_TASK DETAILS_
Lines in the records below that contain the word "this" must each be copied.

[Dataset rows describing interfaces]
•••••
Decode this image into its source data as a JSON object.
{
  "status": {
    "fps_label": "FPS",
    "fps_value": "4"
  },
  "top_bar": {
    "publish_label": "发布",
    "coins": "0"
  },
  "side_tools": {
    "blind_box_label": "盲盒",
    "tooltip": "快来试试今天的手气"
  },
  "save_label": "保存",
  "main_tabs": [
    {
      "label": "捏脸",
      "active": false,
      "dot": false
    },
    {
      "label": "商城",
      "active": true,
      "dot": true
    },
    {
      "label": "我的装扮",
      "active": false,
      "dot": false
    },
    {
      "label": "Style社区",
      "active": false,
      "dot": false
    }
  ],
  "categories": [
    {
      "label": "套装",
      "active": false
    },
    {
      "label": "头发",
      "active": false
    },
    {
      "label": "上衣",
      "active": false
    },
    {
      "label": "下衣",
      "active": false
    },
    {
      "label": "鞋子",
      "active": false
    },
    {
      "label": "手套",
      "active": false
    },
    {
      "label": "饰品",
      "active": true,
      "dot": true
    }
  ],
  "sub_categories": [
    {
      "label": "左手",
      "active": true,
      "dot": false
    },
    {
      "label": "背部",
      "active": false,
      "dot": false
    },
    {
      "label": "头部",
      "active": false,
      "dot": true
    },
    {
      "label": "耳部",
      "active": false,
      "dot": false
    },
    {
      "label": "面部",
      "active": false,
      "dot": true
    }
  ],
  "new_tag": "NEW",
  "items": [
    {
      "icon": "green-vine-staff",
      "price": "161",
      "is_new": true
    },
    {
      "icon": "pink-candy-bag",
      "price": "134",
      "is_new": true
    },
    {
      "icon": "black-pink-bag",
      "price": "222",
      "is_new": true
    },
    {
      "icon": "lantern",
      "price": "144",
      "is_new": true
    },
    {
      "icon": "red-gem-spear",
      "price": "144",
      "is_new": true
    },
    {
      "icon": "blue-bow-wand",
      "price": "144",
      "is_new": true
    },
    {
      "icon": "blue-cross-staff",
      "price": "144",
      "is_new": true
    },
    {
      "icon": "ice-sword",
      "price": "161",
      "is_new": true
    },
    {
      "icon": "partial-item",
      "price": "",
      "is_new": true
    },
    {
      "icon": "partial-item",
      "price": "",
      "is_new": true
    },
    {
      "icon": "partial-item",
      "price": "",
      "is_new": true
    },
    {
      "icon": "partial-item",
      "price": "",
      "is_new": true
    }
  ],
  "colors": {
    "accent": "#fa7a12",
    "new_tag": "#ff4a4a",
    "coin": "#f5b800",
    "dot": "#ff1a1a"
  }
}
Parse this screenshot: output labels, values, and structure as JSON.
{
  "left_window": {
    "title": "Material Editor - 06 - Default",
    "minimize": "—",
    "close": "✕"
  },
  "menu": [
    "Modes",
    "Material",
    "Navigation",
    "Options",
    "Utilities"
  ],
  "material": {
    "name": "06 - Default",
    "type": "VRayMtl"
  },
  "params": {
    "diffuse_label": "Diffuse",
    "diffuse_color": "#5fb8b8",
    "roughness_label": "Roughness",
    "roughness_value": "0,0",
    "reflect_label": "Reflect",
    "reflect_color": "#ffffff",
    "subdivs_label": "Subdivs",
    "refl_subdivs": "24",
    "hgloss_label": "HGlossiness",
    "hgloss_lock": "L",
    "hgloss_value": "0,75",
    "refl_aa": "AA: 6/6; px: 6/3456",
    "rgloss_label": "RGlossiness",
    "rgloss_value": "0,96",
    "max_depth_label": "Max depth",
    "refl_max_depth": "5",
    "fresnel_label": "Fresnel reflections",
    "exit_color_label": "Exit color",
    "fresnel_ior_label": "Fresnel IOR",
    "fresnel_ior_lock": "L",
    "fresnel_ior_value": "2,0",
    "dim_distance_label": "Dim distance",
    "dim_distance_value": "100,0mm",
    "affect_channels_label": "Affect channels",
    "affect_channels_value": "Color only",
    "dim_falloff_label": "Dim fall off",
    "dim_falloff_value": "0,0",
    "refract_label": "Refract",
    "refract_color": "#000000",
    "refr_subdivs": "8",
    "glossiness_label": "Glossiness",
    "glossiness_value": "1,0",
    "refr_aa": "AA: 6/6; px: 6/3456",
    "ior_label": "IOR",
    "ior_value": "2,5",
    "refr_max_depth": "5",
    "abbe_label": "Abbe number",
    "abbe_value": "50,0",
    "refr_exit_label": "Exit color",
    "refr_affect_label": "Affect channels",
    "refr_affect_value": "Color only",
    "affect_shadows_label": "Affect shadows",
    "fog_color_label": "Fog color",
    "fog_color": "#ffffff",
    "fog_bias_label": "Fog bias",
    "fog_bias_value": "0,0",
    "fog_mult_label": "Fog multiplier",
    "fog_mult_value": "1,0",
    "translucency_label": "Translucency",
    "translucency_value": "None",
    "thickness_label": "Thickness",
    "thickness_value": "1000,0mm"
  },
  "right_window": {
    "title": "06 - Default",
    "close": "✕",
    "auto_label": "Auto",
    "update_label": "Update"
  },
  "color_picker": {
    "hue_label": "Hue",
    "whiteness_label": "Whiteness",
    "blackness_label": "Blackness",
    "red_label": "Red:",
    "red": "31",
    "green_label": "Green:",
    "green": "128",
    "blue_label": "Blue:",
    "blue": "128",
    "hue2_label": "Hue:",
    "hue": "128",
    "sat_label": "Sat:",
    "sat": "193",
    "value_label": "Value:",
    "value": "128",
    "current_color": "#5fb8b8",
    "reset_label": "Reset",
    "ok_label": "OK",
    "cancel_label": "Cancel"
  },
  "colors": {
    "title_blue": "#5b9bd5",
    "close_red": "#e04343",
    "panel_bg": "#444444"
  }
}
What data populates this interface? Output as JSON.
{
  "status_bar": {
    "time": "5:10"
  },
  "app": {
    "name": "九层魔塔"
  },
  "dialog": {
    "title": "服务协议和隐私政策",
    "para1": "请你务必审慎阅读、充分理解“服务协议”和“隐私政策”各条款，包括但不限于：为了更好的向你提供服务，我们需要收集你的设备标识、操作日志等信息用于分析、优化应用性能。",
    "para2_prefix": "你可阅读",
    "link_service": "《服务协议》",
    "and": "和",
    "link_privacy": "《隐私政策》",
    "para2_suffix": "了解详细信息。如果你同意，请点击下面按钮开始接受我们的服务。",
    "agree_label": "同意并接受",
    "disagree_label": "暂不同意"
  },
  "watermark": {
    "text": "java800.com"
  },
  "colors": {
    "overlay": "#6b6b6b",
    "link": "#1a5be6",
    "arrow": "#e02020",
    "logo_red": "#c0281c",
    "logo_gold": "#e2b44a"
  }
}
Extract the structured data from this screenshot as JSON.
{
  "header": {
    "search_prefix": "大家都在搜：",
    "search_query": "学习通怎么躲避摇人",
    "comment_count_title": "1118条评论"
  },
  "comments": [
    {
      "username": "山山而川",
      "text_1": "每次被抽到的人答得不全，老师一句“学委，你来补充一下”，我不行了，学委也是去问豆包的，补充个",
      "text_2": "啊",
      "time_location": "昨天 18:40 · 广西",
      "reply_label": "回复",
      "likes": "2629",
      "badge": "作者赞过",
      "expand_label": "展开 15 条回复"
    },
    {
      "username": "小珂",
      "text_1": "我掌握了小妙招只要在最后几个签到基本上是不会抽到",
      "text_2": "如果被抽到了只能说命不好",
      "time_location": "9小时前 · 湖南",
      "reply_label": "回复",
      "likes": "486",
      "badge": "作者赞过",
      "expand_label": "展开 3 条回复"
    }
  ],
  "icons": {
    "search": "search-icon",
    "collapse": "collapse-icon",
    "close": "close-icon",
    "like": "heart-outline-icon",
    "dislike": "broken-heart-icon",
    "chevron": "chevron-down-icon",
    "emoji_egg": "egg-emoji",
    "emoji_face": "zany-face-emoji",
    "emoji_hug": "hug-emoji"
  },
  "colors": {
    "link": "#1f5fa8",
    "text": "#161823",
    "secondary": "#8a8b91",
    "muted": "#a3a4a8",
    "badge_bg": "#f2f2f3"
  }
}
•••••
_EXPECTED ANSWER_
Decode this image into its source data as a JSON object.
Parse this screenshot: output labels, values, and structure as JSON.
What data populates this interface? Output as JSON.
Extract the structured data from this screenshot as JSON.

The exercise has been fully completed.